AMD (Age related Macular Degeneration) is a condition that can affect your eyes as you get older. In fact, in the over 50s, AMD the main reason for sight loss, with 7,000 new cases in Ireland every year
AMD affects the macula – a small part of the eye responsible for central vision which allows you to see detail. AMD usually starts in one eye and is highly likely to affect the other eye at a later stage.
Dry AMD is the most common form of the condition and develops slowly, eventually leading to loss of central vision. Wet AMD is caused by leaky blood vessels inside the eye. It is less common than dry AMD but it can cause more rapid loss of vision.
Key symptoms of Age Related Macular Degeneration include:
- Distortion, where straight lines may appear wavy or bent. For example, tiles in the bathroom appear wavy
- Difficulty in reading or doing any other activity which requires fine vision
- Difficulty in distinguishing faces
- Dark patches or empty spaces, which appear in the centre of your vision
- The need for increased illumination, sensitivity to glare, decreased night vision and poor colour sensitivity
What can I do to prevent AMD ?
The exact causes of AMD are still unknown. Although there can be a history of the condition in certain families, AMD is still not believed to be genetic. However, if close relatives have suffered with sight loss in the past, then it may be worth getting your eyes checked more regularly.
Studies have shown a definite link between smoking and AMD. Other factors such as high blood pressure and poor diet can also lead to a greater risk of getting AMD. Vitamins (C & E), beta-carotene, copper and zinc supplements in your diet, can help reduce the risk of developing AMD.
There are many risk factors for AMD, some out of your control, such as age, family history, race and gender. However, there are some steps you can take to help protect your sight from AMD.
If you are aged 50 or over it is important that you go for regular eye tests for AMD. It is recommended that you go every two years. And, in particular, to make sure the back of your eye is checked. Regular tests are also essential for drivers, if your occupation depends on having good vision, and if you have certain medical conditions, such as diabetes, glaucoma or high blood pressure.
A healthy diet high in antioxidant vitamins and minerals has long been associated with the prevention or delay of AMD. Good sources of lutein are green leafy vegetables, especially spinach. However, for people who don’t get adequate nutrition through their diet, a nutritional supplement containing lutein or zeaxanthin may help. You can download a recipe book called “eating for your eye health” here.

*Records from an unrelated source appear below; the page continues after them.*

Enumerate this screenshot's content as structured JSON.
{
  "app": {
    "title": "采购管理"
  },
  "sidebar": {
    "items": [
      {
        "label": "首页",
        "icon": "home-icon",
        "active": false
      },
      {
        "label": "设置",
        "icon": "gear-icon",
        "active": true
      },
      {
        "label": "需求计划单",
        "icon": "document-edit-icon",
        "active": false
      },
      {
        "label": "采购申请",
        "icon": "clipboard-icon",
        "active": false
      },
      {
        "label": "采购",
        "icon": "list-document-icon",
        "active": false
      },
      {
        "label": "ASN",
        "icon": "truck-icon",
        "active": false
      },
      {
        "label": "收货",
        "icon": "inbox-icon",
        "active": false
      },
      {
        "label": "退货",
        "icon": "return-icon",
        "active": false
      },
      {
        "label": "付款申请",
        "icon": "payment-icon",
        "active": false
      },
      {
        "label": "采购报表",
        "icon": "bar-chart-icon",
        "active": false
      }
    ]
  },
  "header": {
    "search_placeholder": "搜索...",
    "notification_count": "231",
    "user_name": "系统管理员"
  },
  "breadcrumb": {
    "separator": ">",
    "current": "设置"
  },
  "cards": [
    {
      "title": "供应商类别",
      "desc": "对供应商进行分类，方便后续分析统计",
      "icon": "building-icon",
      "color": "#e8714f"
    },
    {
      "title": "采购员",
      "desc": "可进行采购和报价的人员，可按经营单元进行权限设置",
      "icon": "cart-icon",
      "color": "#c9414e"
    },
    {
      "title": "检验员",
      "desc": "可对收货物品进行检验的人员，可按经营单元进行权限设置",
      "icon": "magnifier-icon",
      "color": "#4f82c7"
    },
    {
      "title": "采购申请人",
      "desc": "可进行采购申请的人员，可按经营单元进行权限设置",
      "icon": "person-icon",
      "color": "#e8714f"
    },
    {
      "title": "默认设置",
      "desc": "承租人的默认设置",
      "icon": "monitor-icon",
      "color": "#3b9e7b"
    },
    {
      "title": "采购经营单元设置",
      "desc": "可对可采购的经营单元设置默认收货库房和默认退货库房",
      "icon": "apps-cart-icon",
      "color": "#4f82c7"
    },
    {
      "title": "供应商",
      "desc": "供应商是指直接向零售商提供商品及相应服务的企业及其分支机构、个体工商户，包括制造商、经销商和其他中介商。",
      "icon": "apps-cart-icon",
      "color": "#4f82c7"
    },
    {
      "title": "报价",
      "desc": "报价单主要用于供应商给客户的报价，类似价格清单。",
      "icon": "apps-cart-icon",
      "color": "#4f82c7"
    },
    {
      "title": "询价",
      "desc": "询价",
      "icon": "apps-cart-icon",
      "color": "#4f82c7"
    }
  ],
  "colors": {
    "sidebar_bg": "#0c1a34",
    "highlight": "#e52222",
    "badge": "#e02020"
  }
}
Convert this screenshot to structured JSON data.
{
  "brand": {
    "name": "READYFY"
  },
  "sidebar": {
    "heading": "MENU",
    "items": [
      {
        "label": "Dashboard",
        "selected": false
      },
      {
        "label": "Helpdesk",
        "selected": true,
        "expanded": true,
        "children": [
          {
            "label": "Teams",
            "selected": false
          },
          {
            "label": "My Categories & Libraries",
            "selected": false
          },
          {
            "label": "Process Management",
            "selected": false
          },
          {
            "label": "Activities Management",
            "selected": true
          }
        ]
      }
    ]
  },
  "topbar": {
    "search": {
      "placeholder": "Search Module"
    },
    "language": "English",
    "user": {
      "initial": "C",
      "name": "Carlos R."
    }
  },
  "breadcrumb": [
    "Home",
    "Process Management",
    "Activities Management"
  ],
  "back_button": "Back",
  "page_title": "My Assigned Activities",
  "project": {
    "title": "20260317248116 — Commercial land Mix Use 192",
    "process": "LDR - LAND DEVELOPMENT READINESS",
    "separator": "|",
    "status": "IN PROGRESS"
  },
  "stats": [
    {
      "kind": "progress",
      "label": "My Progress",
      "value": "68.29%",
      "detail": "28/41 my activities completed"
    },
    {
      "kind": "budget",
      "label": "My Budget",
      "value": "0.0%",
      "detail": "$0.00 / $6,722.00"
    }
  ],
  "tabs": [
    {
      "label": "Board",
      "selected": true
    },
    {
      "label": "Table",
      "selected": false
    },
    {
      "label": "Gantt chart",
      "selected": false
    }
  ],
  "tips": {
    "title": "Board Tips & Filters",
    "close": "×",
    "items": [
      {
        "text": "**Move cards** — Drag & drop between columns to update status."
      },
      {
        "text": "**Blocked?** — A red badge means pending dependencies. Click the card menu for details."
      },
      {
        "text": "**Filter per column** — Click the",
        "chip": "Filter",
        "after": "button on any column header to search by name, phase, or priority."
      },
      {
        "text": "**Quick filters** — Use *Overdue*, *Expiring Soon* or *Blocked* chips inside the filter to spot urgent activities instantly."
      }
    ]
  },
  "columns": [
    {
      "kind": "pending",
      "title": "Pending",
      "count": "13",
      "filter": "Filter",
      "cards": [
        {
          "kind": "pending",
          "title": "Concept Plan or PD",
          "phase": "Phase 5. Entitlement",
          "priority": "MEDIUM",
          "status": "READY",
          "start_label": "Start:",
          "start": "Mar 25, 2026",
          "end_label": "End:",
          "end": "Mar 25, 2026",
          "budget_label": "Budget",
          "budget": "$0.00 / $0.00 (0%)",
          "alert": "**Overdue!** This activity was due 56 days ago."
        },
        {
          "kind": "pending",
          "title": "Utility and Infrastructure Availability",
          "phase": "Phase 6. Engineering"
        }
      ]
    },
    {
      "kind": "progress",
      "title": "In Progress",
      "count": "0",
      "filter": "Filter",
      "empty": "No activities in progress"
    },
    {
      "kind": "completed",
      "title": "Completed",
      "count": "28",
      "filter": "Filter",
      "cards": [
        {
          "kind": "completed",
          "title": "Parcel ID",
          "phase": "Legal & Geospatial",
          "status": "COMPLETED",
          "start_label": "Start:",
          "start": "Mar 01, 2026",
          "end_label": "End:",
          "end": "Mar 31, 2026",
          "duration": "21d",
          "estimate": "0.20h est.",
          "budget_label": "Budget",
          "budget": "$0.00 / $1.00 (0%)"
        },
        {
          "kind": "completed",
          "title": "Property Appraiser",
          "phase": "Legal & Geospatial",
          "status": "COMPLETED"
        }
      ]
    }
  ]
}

Protect your vision from bright Sunshine: While the links between macular degeneration and sunlight exposure are not strong, it is recommended that you protect your eyes from UV light.
If you have any other concerns, or are worried that you could be suffering from Age related Macular Degeneration – speak to your GP or eye care professional as soon as possible.
Where do I go for more information ?
The following organisations can all provide help and information: